Salary & Benefits
Testing & Hiring
Interview & Psychological Test:
During the classroom portion of the Communications Basic Course, new Dispatchers learn about state geography, state highway systems, professionalism and ethics, emergency telephone answering, law enforcement language and codes, law enforcement computer systems, critical incidents, stress management, and more. Students will be tested on classroom material and will be expected to participate in simulations in order to learn the role of the Dispatcher in law enforcement and related emergency services.
Call taking training applies the classroom training to a live-work setting. A new Dispatcher is coached and monitored by a Communications Training Officer during this phase of training and will receive daily feedback on their progress.
On-the-job radio training is the final phase of training for a new Dispatcher and lasts a minimum of eight weeks. A new Dispatcher must apply knowledge from the classroom and call taking during their radio training. Again, a Communications Training Officer monitors and evaluates the trainee’s progress during this phase. Successful completion of each phase is required before the new Dispatcher is released to work independently.
Dispatchers who become permanent employees are required to complete an additional twenty hours of POST training every two years in order to maintain an Advanced Dispatcher Certification.
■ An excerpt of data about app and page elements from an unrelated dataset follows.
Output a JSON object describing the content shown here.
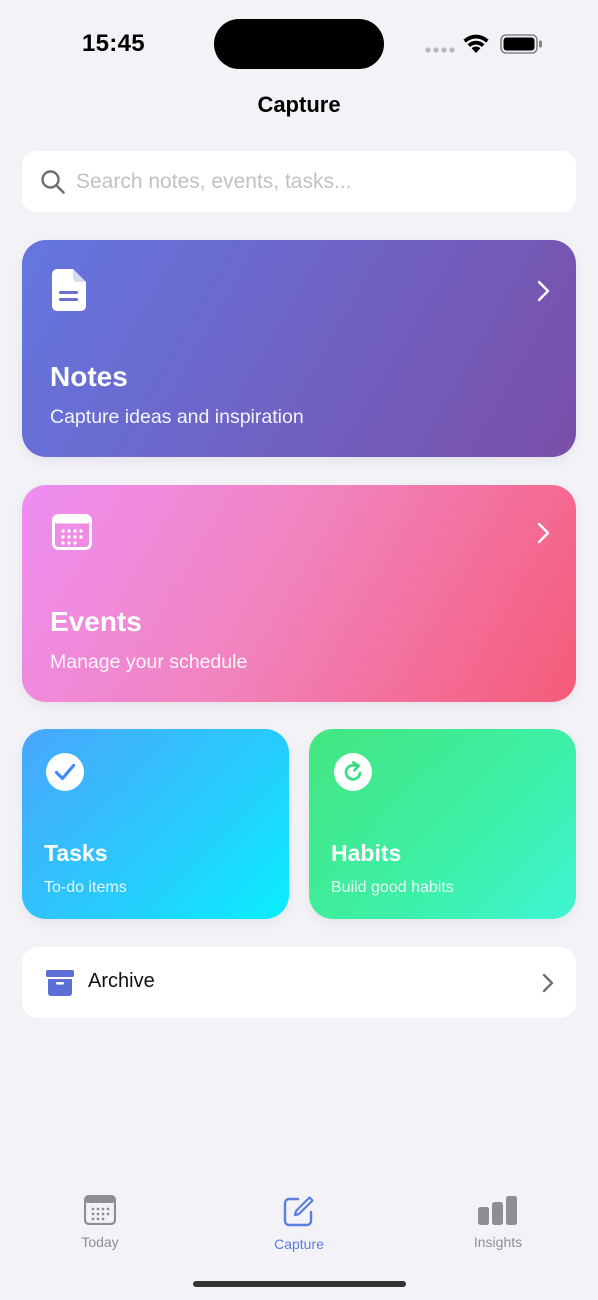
{
  "status_bar": {
    "time": "15:45"
  },
  "header": {
    "title": "Capture"
  },
  "search": {
    "placeholder": "Search notes, events, tasks...",
    "value": ""
  },
  "cards": {
    "notes": {
      "title": "Notes",
      "subtitle": "Capture ideas and inspiration",
      "icon": "document-icon"
    },
    "events": {
      "title": "Events",
      "subtitle": "Manage your schedule",
      "icon": "calendar-icon"
    },
    "tasks": {
      "title": "Tasks",
      "subtitle": "To-do items",
      "icon": "checkmark-circle-icon"
    },
    "habits": {
      "title": "Habits",
      "subtitle": "Build good habits",
      "icon": "refresh-circle-icon"
    }
  },
  "archive": {
    "label": "Archive",
    "icon": "archive-box-icon"
  },
  "tab_bar": {
    "tabs": [
      {
        "label": "Today",
        "icon": "calendar-icon"
      },
      {
        "label": "Capture",
        "icon": "pencil-square-icon"
      },
      {
        "label": "Insights",
        "icon": "bar-chart-icon"
      }
    ],
    "active": "Capture"
  },
  "colors": {
    "background": "#f2f2f7",
    "accent": "#5b7ee0",
    "archive_icon": "#5c6fd6",
    "tab_inactive": "#8e8e93"
  }
}
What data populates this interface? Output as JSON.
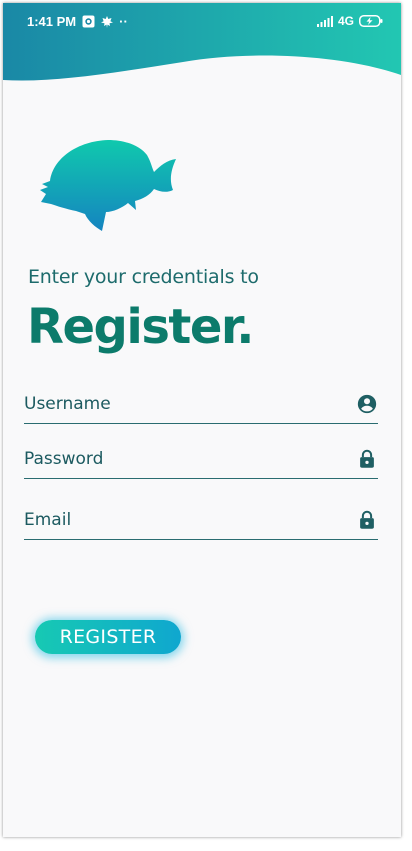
{
  "status_bar": {
    "time": "1:41 PM",
    "dots": "··",
    "network": "4G"
  },
  "auth": {
    "subtitle": "Enter your credentials to",
    "title": "Register."
  },
  "form": {
    "username": {
      "placeholder": "Username",
      "value": "",
      "icon": "account-circle-icon"
    },
    "password": {
      "placeholder": "Password",
      "value": "",
      "icon": "lock-icon"
    },
    "email": {
      "placeholder": "Email",
      "value": "",
      "icon": "lock-icon"
    }
  },
  "actions": {
    "register_label": "REGISTER"
  },
  "colors": {
    "header_gradient": [
      "#1a88a6",
      "#22c7b2"
    ],
    "title": "#0c7b6b",
    "text": "#1d6b6c",
    "field_line": "#2a6c70",
    "button_gradient": [
      "#17c9b3",
      "#0fa7cf"
    ]
  }
}
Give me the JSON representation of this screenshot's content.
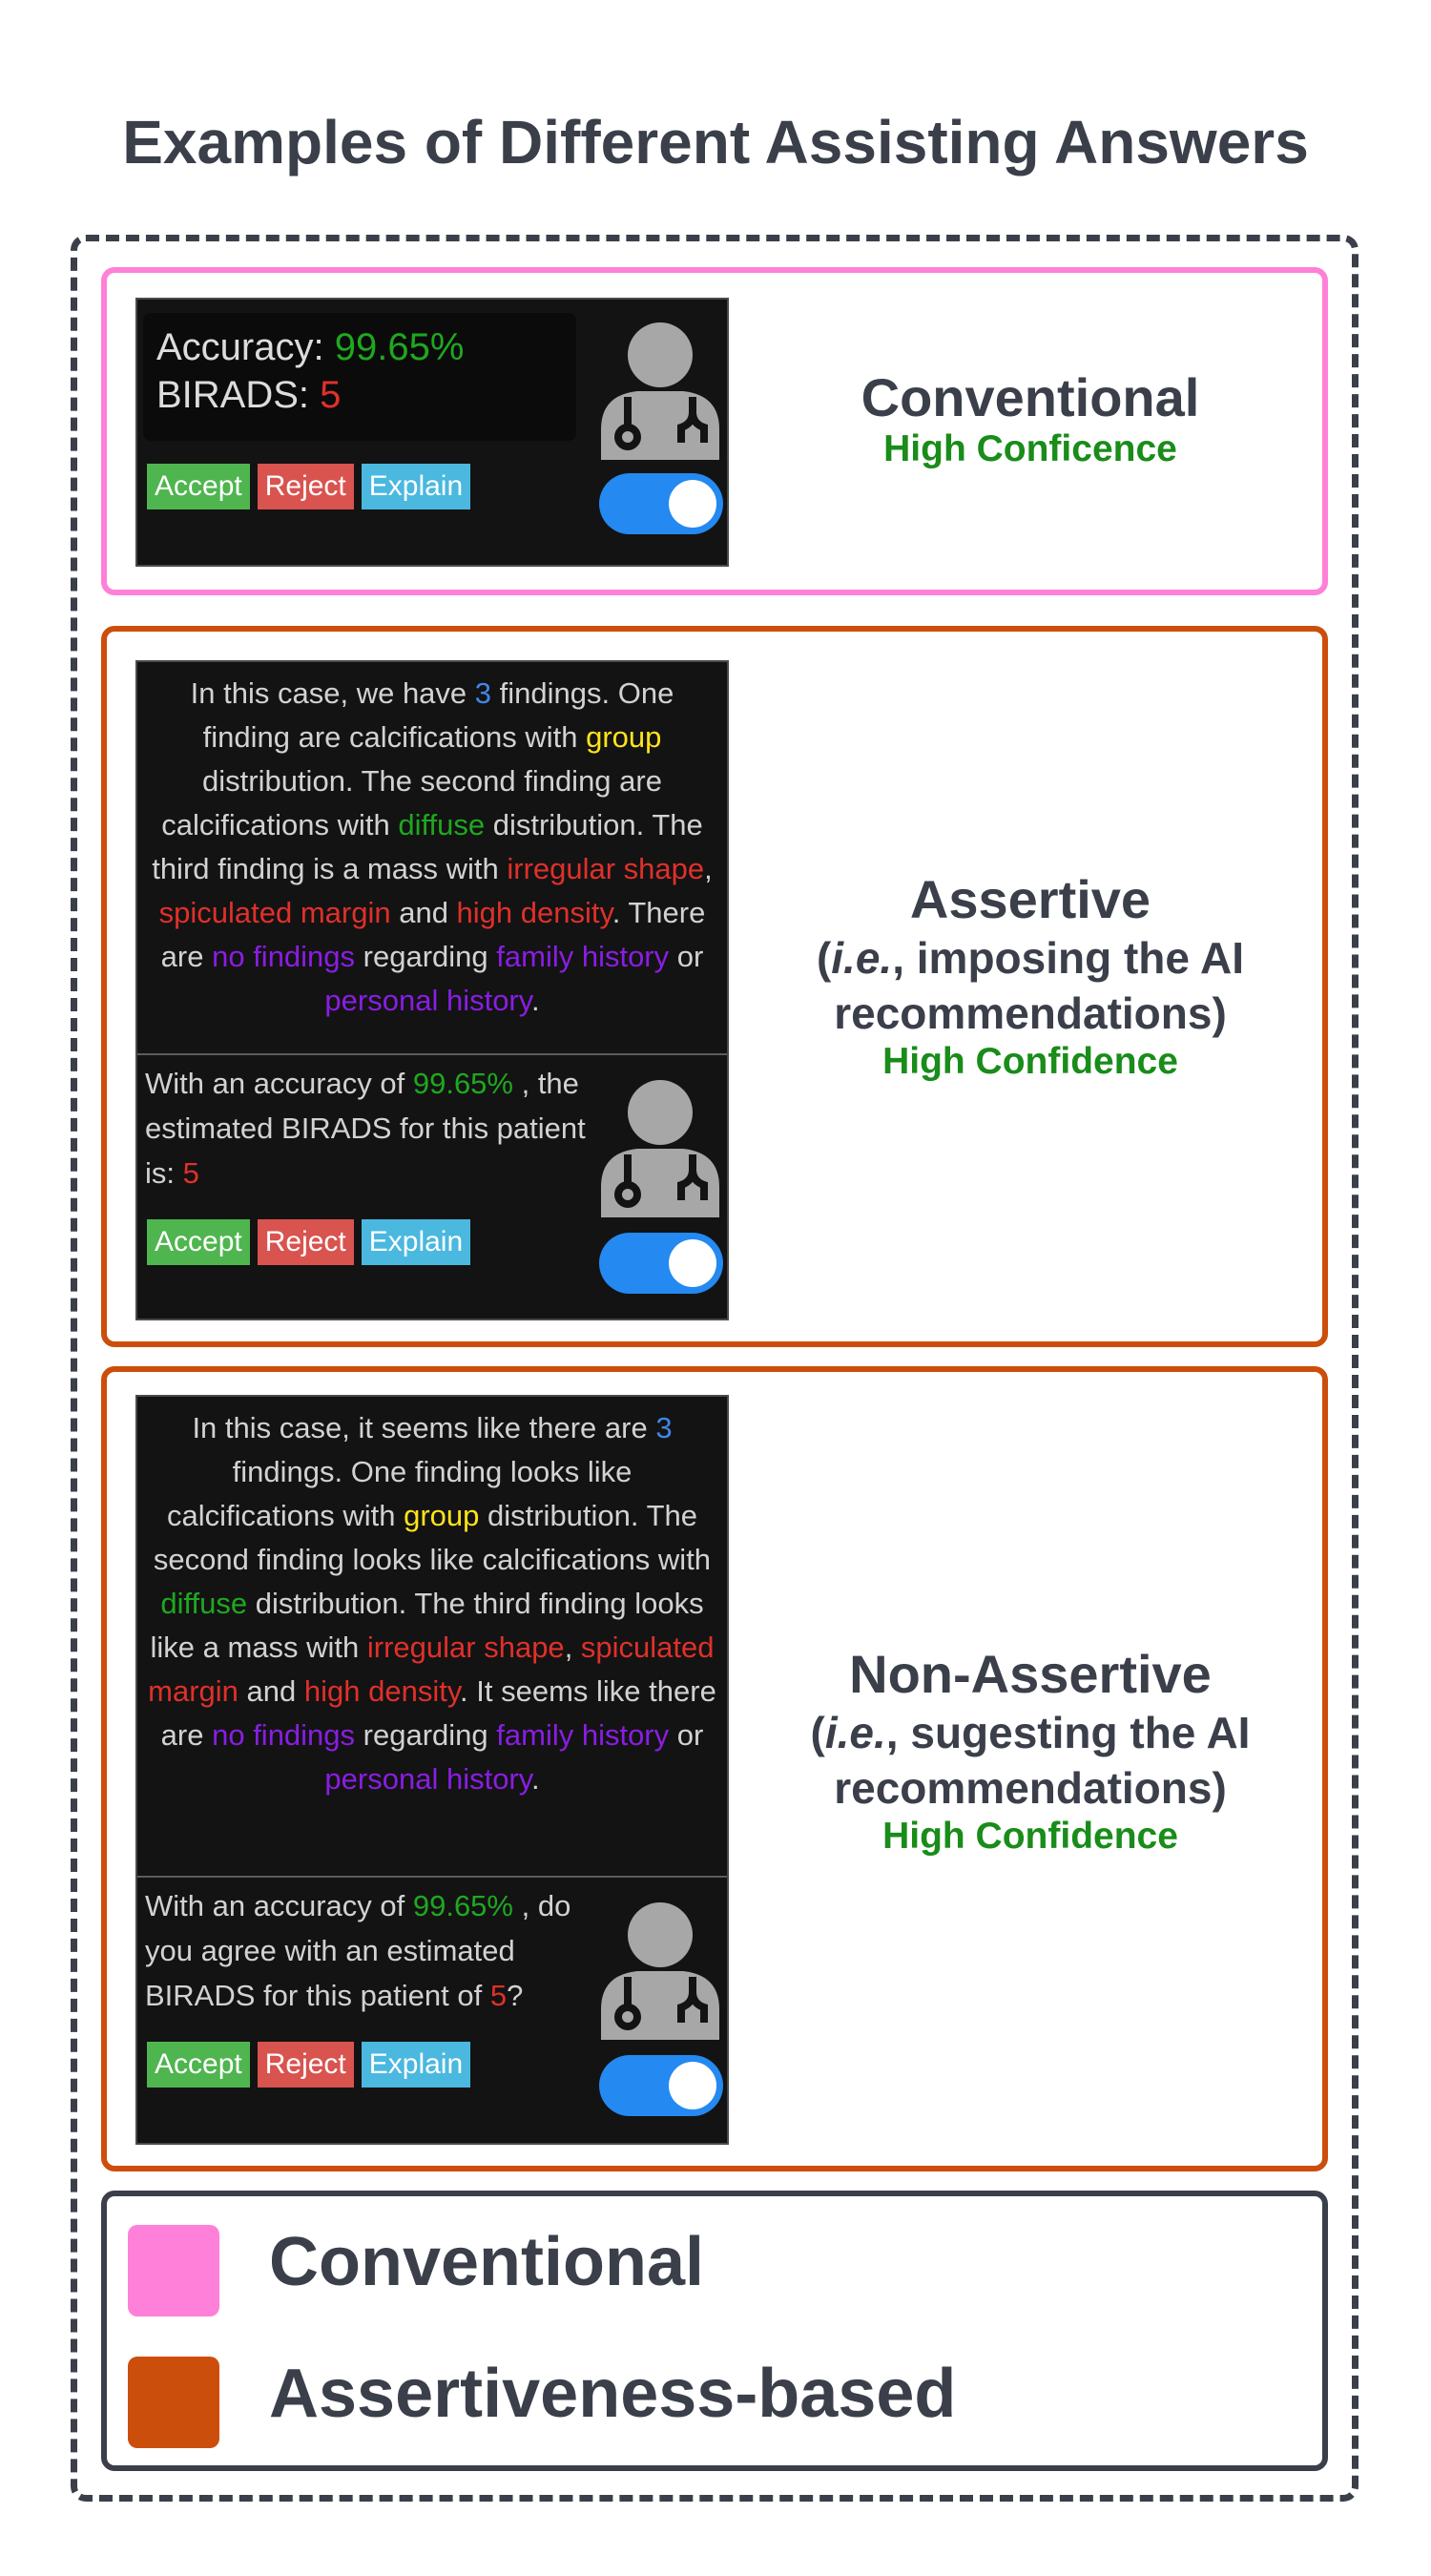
{
  "title": "Examples of Different Assisting Answers",
  "colors": {
    "conventional_border": "#ff80d8",
    "assertiveness_border": "#cc4e0c",
    "accuracy_green": "#1fa81f",
    "birads_red": "#e0302a",
    "toggle_blue": "#2489f0",
    "confidence_green": "#198c19"
  },
  "buttons": {
    "accept": "Accept",
    "reject": "Reject",
    "explain": "Explain"
  },
  "panels": [
    {
      "accuracy_label": "Accuracy: ",
      "accuracy_value": "99.65%",
      "birads_label": "BIRADS: ",
      "birads_value": "5",
      "heading": "Conventional",
      "confidence": "High Conficence"
    },
    {
      "findings": {
        "t1": "In this case, we have ",
        "count": "3",
        "t2": " findings. One finding are calcifications with ",
        "group": "group",
        "t3": " distribution. The second finding are calcifications with ",
        "diffuse": "diffuse",
        "t4": " distribution. The third finding is a mass with ",
        "irregular": "irregular shape",
        "t5": ", ",
        "spiculated": "spiculated margin",
        "t6": " and ",
        "density": "high density",
        "t7": ". There are ",
        "nofindings": "no findings",
        "t8": " regarding ",
        "family": "family history",
        "t9": " or ",
        "personal": "personal history",
        "t10": "."
      },
      "lower": {
        "t1": "With an accuracy of ",
        "accuracy": "99.65%",
        "t2": " , the estimated BIRADS for this patient is: ",
        "birads": "5"
      },
      "heading": "Assertive",
      "subtitle_ie": "i.e.",
      "subtitle_rest": ", imposing the AI recommendations)",
      "confidence": "High Confidence"
    },
    {
      "findings": {
        "t1": "In this case, it seems like there are ",
        "count": "3",
        "t2": " findings. One finding looks like calcifications with ",
        "group": "group",
        "t3": " distribution. The second finding looks like calcifications with ",
        "diffuse": "diffuse",
        "t4": " distribution. The third finding looks like a mass with ",
        "irregular": "irregular shape",
        "t5": ", ",
        "spiculated": "spiculated margin",
        "t6": " and ",
        "density": "high density",
        "t7": ". It seems like there are ",
        "nofindings": "no findings",
        "t8": " regarding ",
        "family": "family history",
        "t9": " or ",
        "personal": "personal history",
        "t10": "."
      },
      "lower": {
        "t1": "With an accuracy of ",
        "accuracy": "99.65%",
        "t2": " , do you agree with an estimated BIRADS for this patient of ",
        "birads": "5",
        "t3": "?"
      },
      "heading": "Non-Assertive",
      "subtitle_ie": "i.e.",
      "subtitle_rest": ", sugesting the AI recommendations)",
      "confidence": "High Confidence"
    }
  ],
  "legend": [
    {
      "label": "Conventional"
    },
    {
      "label": "Assertiveness-based"
    }
  ],
  "icons": [
    "doctor-icon",
    "toggle-switch"
  ]
}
Dispatchers may also receive a POST Professional Dispatcher Certification if they meet the training experience requirements of the certification.